Download the authoritative guide: Cloud Computing 2019: Using the Cloud for Competitive AdvantageUnless youve been living under a rock on Mars, with your fingers in your ears and humming loudly, you cant have failed to have heard of Joe the Plumber. Depending on who you believe, the outcome of Novembers election is either going to be a jackpot win or a crushing blow for ol Joe. But I have a tip for Joe the Plumber thatll help him save money over the next few years no matter whos in the White House.
Joe, I can call you Joe, right? Heres what you, along with tens of thousands of small businesses all across America, need to be doing over the next few months: You need to be taking a look at your computer setup and look to see how open source could help you save money.
First off, you need to find out what open source is. Put into its simplest terms, open source software is software that you are free to download and use in whatever way you see fit.
Its important to note that open source has absolutely nothing to do with downloading bootleg software from the Internet (thats illegal and can end up costing you both money and your freedom). Its also important to note that you wont find open source shrink-wrapped and for sale at your local computer store.

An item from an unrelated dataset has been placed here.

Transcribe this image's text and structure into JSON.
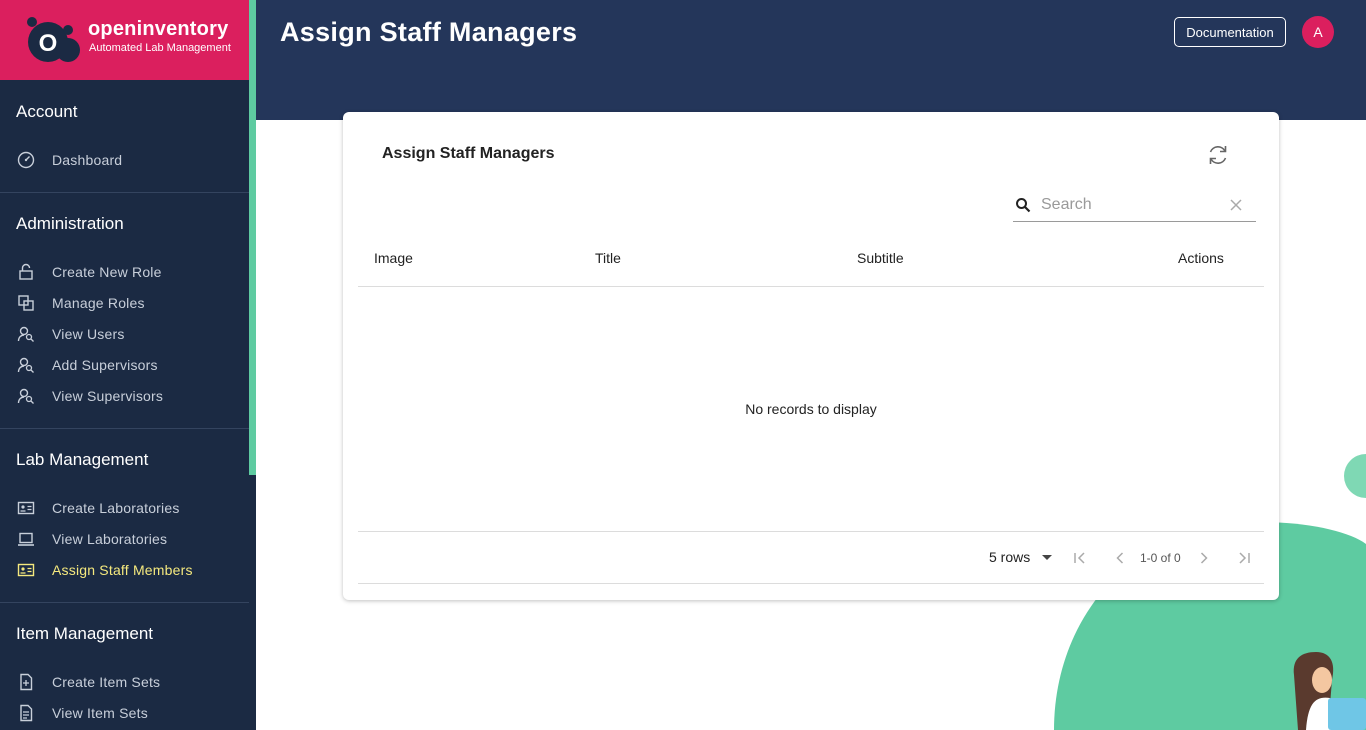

When it comes to open source, the Internet and Google are your friends.
Ask a geek about open source and theyll usually jump right into talking about the operating system. True, you need never pay for an OS again. There are some very decent Linux-based open source operating systems available that are more than capable of doing what at least 90 per cent of PC users out there want.
If youre not Joe the Plumber and instead youre Joe the Programmer who uses Visual Basic, then a Linux-based distro isnt for you. But if your PC spends a lot of its time browsing the Web, answering emails, generating invoices and so on, Linux might be just the thing for you.
Im not going to kid you though, switch OSes is a big deal, and unless youre a major geek, the time investment in making the switch might outweigh the short-term gains you make in savings. If youre really interested in switching operating systems, then my advice to you, Joe, is this find people who are already into Linux.
There are plenty of forums and online communities ready to help. If you can, find someone local whos also into Linux. These days youre bound to know someone whose son or daughter is a Linux user. Ask around. Offer to pay them for their time a few bucks spent on getting good advice could save you a lot of money and hassles down the line.
Not interested in switch OS yet? OK then, heres another way you can save money. Instead of buying the Microsoft Office software suite, why not take Open Office for a test drive.
Its free and will cater for some 90 95 percent of users out there (for example, if your entire life is inside a Microsoft Outlook .PST file, then switching away from Microsoft Office isnt going to be so easy).
Also, if you handle some very large Office files (large Word documents or complex Excel spreadsheets) then you might find that Open Office will be a bit slower. For most users out there however, this is a moot point because they handle small documents and wont notice any difference in performance.
There are other ways that you can make savings through turning to open source. For example, do you pay for a commercial Zip/Unzip tool such as WinZip? Yes! Then why not give 7-zip a go.
Using Adobe Premiere Elements for video editing? Try VirtualDub instead.
Im not kidding you when I say that there are open source alternatives to pretty much any commercial package you can think of. The free alternative might not be as sexy or as well-known as the commercial package, and some aspects of the program might not be as polished, but it will get the job done.
I guarantee you that if Obama or McCain cant put more money in your pocket, going open source can. So, come November 4th, vote open source!